July 22, 2013

There is Joy

Hanging on my wall, surrounded by a large old, battered, dinged up picture frame that has seen better days [kind of like me] is the quote, "There is Joy in EVERY sound, when there is Love at Home."
In our home, we have lots of sounds.  We have your typical laughter and giggles that abound.  We have the sound of pianos being practiced and squeaky scales on the violin and cello.  We have an abundance of "I love you's" that frequently come out of the children's lips (for which I am so grateful that those words flow so freely), we have the obnoxious music of a video game, we have the sound of squabbles mid-resolution, the sound of dishwasher and dryer that are always running, the sound of a vacuum that is not running enough.  Then we have other sounds.  In our home we call them Special sounds.  Lots of times those sounds resemble screaming.  They are Bridger sounds.  They are screams for happiness and excitement, screams for frustration, screams just to feel the extent of his vocal chords that he previously did not have power to produce many sounds with. 
Those that are near Bridger may be a little uncomfortable by those sounds sometimes.  I have to admit, sometimes those sounds are too much for me too.  People that see Bridger sometimes only see this cute little boy in a wheelchair and have no clue what there is to him beyond that.  Beyond the facade of the chair are some medical complexities that have yet to be fully understood.  One of those includes behavior.  During a particularly challenging period, Bridger would scream and scream for hours at a time, which went on for weeks at a time and then into months at a time.  Not the happy screaming.  He was frustrated and he was having severe side effects to medication to control his seizures.  It was an extremely difficult time being a stay at home mom by his side 24/7.  Home was a difficult place.  It was a place of stress -- full of his screaming and full of therapeutic equipment everywhere I turned.  Bridger would wake up for the day between 1:00-3:00am every day and would scream if you didn't come to him.  We were surviving on just a few hours of sleep a night for a months (which, unfortunately, is not an uncommon sleep pattern for us.)

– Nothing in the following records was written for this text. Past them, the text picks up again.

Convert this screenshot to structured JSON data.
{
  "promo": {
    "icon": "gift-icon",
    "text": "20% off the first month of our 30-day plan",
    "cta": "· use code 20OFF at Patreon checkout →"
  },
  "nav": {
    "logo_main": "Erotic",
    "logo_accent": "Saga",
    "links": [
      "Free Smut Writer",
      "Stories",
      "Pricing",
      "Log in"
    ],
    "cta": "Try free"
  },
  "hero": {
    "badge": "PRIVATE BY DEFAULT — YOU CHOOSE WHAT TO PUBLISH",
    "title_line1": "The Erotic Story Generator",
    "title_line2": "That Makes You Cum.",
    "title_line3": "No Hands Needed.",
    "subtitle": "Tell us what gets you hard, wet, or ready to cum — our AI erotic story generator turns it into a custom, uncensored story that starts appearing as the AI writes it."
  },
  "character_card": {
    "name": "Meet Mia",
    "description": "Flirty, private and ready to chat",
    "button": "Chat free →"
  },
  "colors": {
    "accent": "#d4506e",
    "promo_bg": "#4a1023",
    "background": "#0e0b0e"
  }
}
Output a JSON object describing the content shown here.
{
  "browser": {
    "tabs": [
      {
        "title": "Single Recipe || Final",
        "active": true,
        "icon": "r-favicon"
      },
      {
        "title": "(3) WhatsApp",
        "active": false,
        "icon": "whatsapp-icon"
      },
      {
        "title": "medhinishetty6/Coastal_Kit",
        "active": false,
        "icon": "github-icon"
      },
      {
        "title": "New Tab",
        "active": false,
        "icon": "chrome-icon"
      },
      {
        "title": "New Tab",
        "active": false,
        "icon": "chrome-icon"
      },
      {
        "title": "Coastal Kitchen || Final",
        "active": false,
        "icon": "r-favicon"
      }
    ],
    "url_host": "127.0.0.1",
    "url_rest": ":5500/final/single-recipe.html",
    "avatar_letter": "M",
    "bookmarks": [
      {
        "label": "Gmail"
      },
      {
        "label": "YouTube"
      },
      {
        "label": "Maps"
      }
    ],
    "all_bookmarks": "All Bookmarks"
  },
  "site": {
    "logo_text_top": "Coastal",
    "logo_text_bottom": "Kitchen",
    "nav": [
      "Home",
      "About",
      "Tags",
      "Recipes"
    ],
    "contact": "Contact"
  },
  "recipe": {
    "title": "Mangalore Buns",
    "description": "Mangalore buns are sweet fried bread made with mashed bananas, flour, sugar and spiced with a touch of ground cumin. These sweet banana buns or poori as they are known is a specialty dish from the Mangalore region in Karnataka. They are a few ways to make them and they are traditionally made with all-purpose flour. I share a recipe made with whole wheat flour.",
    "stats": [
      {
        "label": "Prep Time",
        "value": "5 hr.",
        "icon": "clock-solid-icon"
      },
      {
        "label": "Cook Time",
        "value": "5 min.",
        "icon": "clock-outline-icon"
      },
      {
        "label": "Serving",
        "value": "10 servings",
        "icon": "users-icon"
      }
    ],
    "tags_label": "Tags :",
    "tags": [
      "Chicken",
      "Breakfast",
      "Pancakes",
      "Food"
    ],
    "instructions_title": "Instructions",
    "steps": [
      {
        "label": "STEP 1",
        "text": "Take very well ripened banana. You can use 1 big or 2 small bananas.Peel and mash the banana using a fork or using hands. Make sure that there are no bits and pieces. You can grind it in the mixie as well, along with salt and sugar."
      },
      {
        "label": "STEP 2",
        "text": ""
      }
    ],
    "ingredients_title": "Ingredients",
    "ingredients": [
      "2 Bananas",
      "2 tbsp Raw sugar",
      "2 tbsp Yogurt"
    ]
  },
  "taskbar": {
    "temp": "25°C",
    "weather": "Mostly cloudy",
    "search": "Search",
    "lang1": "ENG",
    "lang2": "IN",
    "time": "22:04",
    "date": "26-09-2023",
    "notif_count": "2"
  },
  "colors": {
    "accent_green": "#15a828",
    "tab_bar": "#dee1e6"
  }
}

One Sunday afternoon in particular, I just had to get away.  Not far, I just needed to step outside of the house for a moment and breathe.  I thought I would stop by a friend's house and visit to clear my head.  During the course of my short visit I was sitting at her computer pulling up a website to show her with my back to her when her husband came into where we were and asked why the family card game they were going to play hadn't started.  She made all sorts of gestures and eye stares and head nods gesturing at me and at the door.  Without say a word, her message she was secretly gesturing to her husband was crystal clear.  What she didn't realize as my back to her, was that the computer screen in front of me acted as a perfect mirror.  I saw it all.  I thanked them for the visit and immediately excused myself.  I have never dropped by their house again.  I returned to my screaming house.  I was so sad.  In my moment of desperate need and complete exhaustion, couldn't they just welcome me in their house for 15 minutes?  That experience taught me another amazing lesson. 
This journey is full of beautiful lessons which are learned both directly through Bridger and indirectly as well.  When I share of these lessons, it is not to solicit help or service on my behalf.  Quite the contrary, it is for the benefit of all of those that are in need of help around me.  There are very acute lessons in humanity that are flushed out because of my experiences that teach me how to serve and be a better help to families such as those around me -- or for that matter, anyone around me that is struggling with a long term challenge.  Everyone has the opportunity to interact with a family with a child with special needs.  Most women can think of a friend or acquaintance they have that has a child with special needs.  Some think that "help" has to come in the form of direct support to the special child.  Helping the caregiver IS helping the child.  In those critically challenging screaming months I sought help this one time, simple help I thought, which was just to escape to a comfortable place of peace and solace for 15 minutes before returning to my never ending burden and I was unwelcome.  Simple opportunities are all around us, it is not in the form of some magnificent three course meal we present to somebody, not necessarily in an entire day of watching a person's children . . . but I think more of those sustaining moments and instances that lift a burden and keep someone able to put one foot in front of the other can be performed in 15 minutes or less with very little effort on our part.
Our family has gotten accustomed to our special sounds - as evidenced by the experience of taking my boys out for ice cream the other day.  Bridger was full of sounds that he was sharing.  Everyone was staring.  The sounds became so loud that we had to leave.  As we were walking down the sidewalk back to our car, Lance astutely said with a chuckle, "I'm not sure what all those people were staring at - it is just every day life!"  I had a smile on my face and inside my heart.  Indeed it is.  Our life is full of all sorts of sounds, which I have now learned to deal with without having to seek refuge elsewhere. And I have come to fully believe, as have Alan and the others under this roof, that "There is Joy in Every Sound, when there is Love at Home." And I am so grateful there is.